What are the primary purposes of BCRs?

Wilson's Warbler · Photo by: Nick Hajdukovich

Wilson’s Warbler · Photo by: Nick Hajdukovich

Bird Conservation Regions (BCRs) are ecologically distinct regions in North America with similar bird communities, habitats, and resource management issues. BCRs are a single application of the scale-flexible hierarchical framework of nested ecological units delineated by the Commission for Environmental Cooperation (CEC). The CEC framework comprises a hierarchy of 4 levels of ecoregions. At each spatial level, spatial resolution increases and ecoregions encompass areas that are progressively more similar in their biotic (e.g., plant and wildlife) and abiotic (e.g., soils, drainage patterns, temperature, and annual precipitation) characteristics. BCRs may be partitioned into smaller ecological units when finer scale conservation planning, implementation, and evaluation are necessary. Conversely, BCRs may be aggregated to facilitate conservation partnerships throughout the annual range of a group of species, recognizing that migratory species may use multiple BCRs throughout their annual life cycle. BCRs also facilitate domestic and international cooperation in bird conservation because these areas of relatively homogenous habitats and bird communities traverse state, provincial, and national borders.

How were BCRs developed?

A mapping team comprised of members from United States, Mexico, and Canada assembled at the first international NABCI workshop held in Puebla, Mexico, in November 1998, to develop a consistent spatial framework for bird conservation in North America. After agreeing on general principles and considering numerous ecoregion delineations, they adopted CEC’s hierarchical framework of nested ecological units. The team’s US members met in December of that year in Memphis, Tennessee, to apply the framework to the United States and developed a proposed map of BCRs. BCRs were created by aggregating CEC level II, III, and IV ecoregions in combinations that reflect current understanding of bird species distribution and life history requirements. The map was presented to and approved by the US NABCI Committee during its November 1999, meeting.The map is a dynamic tool. Its BCR boundaries will change over time as new scientific information becomes available. It is expected that the map will be updated every three years, with the next update occurring in November 2002.

What are the primary purposes of BCRs? The primary purposes of BCRs, as proposed by the mapping team in 1998 and approved in concept by the US Committee in 1999, are to:

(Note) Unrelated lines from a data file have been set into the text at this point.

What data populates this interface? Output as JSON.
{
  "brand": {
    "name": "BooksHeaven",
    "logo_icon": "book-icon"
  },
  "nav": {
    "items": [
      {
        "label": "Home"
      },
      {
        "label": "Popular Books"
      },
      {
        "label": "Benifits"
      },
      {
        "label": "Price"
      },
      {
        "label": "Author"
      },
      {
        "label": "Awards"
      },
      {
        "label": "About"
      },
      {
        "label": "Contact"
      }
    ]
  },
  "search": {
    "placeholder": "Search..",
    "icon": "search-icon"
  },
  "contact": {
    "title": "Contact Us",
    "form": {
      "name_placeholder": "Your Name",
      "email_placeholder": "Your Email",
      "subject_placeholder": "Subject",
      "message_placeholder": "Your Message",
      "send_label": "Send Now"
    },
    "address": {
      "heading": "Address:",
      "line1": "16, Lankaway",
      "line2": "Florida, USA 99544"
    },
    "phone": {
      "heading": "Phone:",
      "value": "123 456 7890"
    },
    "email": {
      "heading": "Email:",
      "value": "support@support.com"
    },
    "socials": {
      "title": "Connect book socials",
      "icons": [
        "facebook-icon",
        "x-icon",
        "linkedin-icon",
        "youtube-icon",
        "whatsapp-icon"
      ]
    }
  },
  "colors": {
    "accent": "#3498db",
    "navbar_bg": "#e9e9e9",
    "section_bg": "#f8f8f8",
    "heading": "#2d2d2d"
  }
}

  • facilitate communication among the bird conservation initiatives;
  • systematically and scientifically apportion the US into conservation units;
  • facilitate a regional approach to bird conservation;
  • promote new, expanded, or restructured partnerships; and
    identify overlapping or conflicting conservation priorities.

As integrated bird conservation progresses in North America, Bird Conservation Regions should ultimately function as the primary units within which biological foundation issues are resolved, the landscape configuration of sustainable habitats is designed, and priority projects originate.

Download BCR layers and maps.

For more information on the ecological framework and the philosophy behind the development of BCRs, download the following document:
A Proposed Framework for Delineating Ecologically-based Planning, Implementation, and Evaluation Units for Cooperative Bird Conservation in the US

For more information on BCRs and their relationship to Joint Ventures, download the following document: BCRs and JVs: Evolving Roles for Bird Conservation Delivery